After Peter Sagan sailed to another green jersey at the 2014 Tour de France, the race organisers ASO introduced a new points system to give the sprinters a fighting chance of beating the Slovakian. Try as they might, they couldn’t stop the Slovakian from romping to his fourth consecutive points classification victory, bringing him up to equal second with Sean Kelly in the overall standings. Three-time stage winner André Greipel put up a good fight early on but once the race moved into the mountains the German was no match for Sagan.
Sagan will roll into Paris with an insurmountable 104 point advantage over Greipel. “On this year’s Tour course it made Sagan basically impossible to beat. He still had to perform; he was there in every single big sprint in the first two or three. Even when Cav or Greipel were winning, Sagan was there in second,” three-time green jersey winner Robbie McEwen told Cyclingnews.
The points classification is often known as one for the sprinters but the challenge has always really been about consistency and Sagan has been just that. He’s notched up a record five second places, over varying terrain. He spent four days in the break throughout the mountains to ensure that when the final sprint stage loomed up he was already out of sight. The 25-year-old has pulled out some of his most impressive rides of the Tour, including the bum-clenching descent down the Col de Manse, but the one thing missing off his scorecard is a victory.
After blowing into the Tour like a whirlwind in 2012, Sagan has failed to take a victory in his last two participations. “He’s great and I love watching him and I really hope that he can win a stage to give the green a little bit of shine,” said McEwen, who has been at the Tour de France with Australian broadcaster SBS and has been interviewing Sagan in the post-podium mixed zone for the last few weeks. ”I can’t help after I’ve interviewed him in the mix zone having a couple of words with him. I said the other day, take it easy and think of Paris.
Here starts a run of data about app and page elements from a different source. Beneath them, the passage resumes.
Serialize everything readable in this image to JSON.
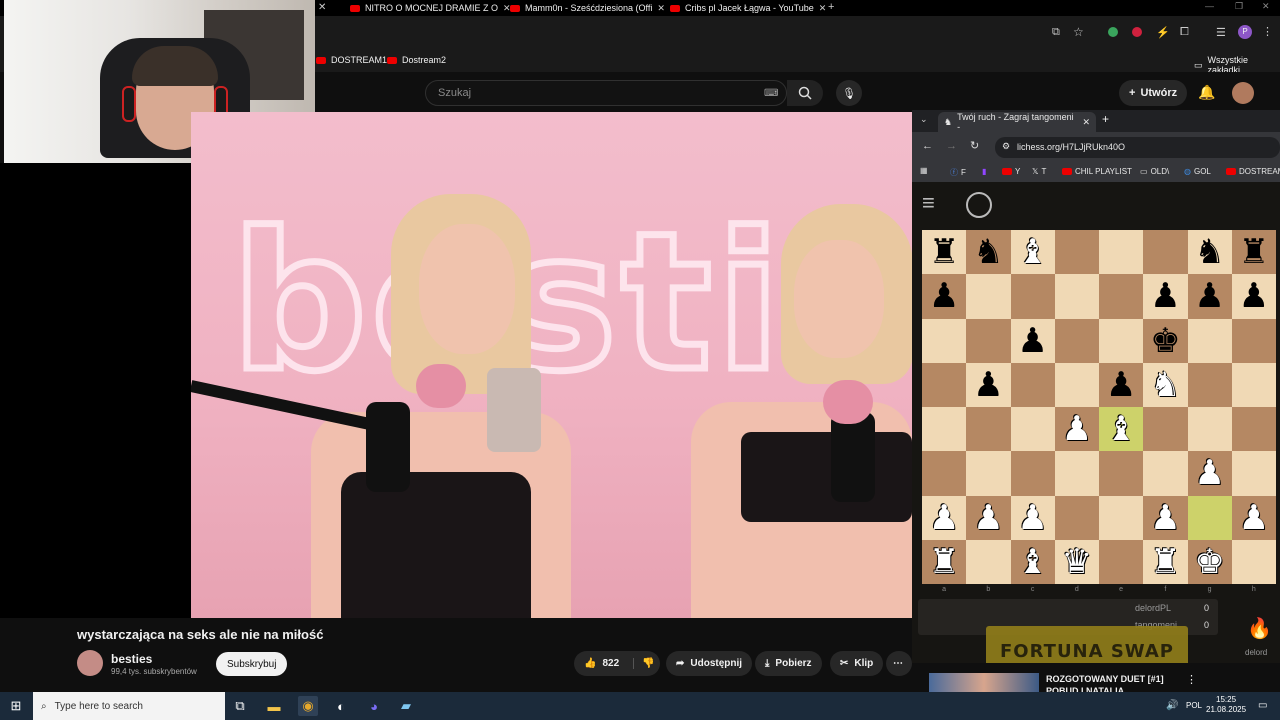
{
  "browser": {
    "tabs": [
      {
        "label": "NITRO O MOCNEJ DRAMIE Z O"
      },
      {
        "label": "Mamm0n - Sześćdziesiona (Offi"
      },
      {
        "label": "Cribs pl Jacek Łągwa - YouTube"
      }
    ],
    "bookmarks": [
      {
        "label": "DOSTREAM1"
      },
      {
        "label": "Dostream2"
      }
    ],
    "all_bookmarks_label": "Wszystkie zakładki"
  },
  "youtube": {
    "search_placeholder": "Szukaj",
    "create_label": "Utwórz",
    "video_title": "wystarczająca na seks ale nie na miłość",
    "neon_sign": "besties",
    "channel": {
      "name": "besties",
      "subscribers": "99,4 tys. subskrybentów"
    },
    "subscribe_label": "Subskrybuj",
    "likes": "822",
    "share_label": "Udostępnij",
    "download_label": "Pobierz",
    "clip_label": "Klip"
  },
  "lichess": {
    "tab_title": "Twój ruch - Zagraj tangomeni -",
    "url": "lichess.org/H7LJjRUkn40O",
    "bookmarks": [
      {
        "label": "F"
      },
      {
        "label": "Y"
      },
      {
        "label": "T"
      },
      {
        "label": "CHIL PLAYLIST"
      },
      {
        "label": "OLD\\"
      },
      {
        "label": "GOL"
      },
      {
        "label": "DOSTREAM"
      }
    ],
    "board": [
      [
        "bR",
        "bN",
        "wB",
        "",
        "",
        "",
        "bN",
        "bR"
      ],
      [
        "bP",
        "",
        "",
        "",
        "",
        "bP",
        "bP",
        "bP"
      ],
      [
        "",
        "",
        "bP",
        "",
        "",
        "bK",
        "",
        ""
      ],
      [
        "",
        "bP",
        "",
        "",
        "bP",
        "wN",
        "",
        ""
      ],
      [
        "",
        "",
        "",
        "wP",
        "wB",
        "",
        "",
        ""
      ],
      [
        "",
        "",
        "",
        "",
        "",
        "",
        "wP",
        ""
      ],
      [
        "wP",
        "wP",
        "wP",
        "",
        "",
        "wP",
        "",
        "wP"
      ],
      [
        "wR",
        "",
        "wB",
        "wQ",
        "",
        "wR",
        "wK",
        ""
      ]
    ],
    "highlighted_squares": [
      "e4",
      "g2"
    ],
    "files": [
      "a",
      "b",
      "c",
      "d",
      "e",
      "f",
      "g",
      "h"
    ],
    "players": [
      {
        "name": "delordPL",
        "score": "0"
      },
      {
        "name": "tangomeni",
        "score": "0"
      }
    ],
    "overlay_text": "FORTUNA SWAP",
    "side_label": "delord"
  },
  "recommended": {
    "title_line1": "ROZGOTOWANY DUET [#1]",
    "title_line2": "POBUD I NATALIA"
  },
  "taskbar": {
    "search_placeholder": "Type here to search",
    "language": "POL",
    "time": "15:25",
    "date": "21.08.2025"
  }
}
It frustrates me to see him get beaten and wasting energy too often.
“It’s got to be very frustrating for him but maybe some days instead of going in those breakaways he might have been better saving some energy, sitting back and maybe concentrating on few stages. I think he recovers very well but every time he goes he’s a little less the next day, still super strong but he’s a little bit less. He’s just chipping away at his own form. If he didn’t do that then he’d probably have more chance of winning a stage.”
One last opportunity remains for Sagan to get the Tour monkey off his back and take that elusive stage win. As a pan-flat day it’s not one that outright suits him but McEwen admits that it’s more complicated than that. “I won my first Tour stage on my last day of the Tour. I’d be really happy for him if he can win,” McEwen said. “On speed, you’d say Greipel but I think it’s going to be about the one who is the freshest after the mountains and that could well be Sagan because it’s been such a brutal four days. It’s about who can recover and get it right on the day.”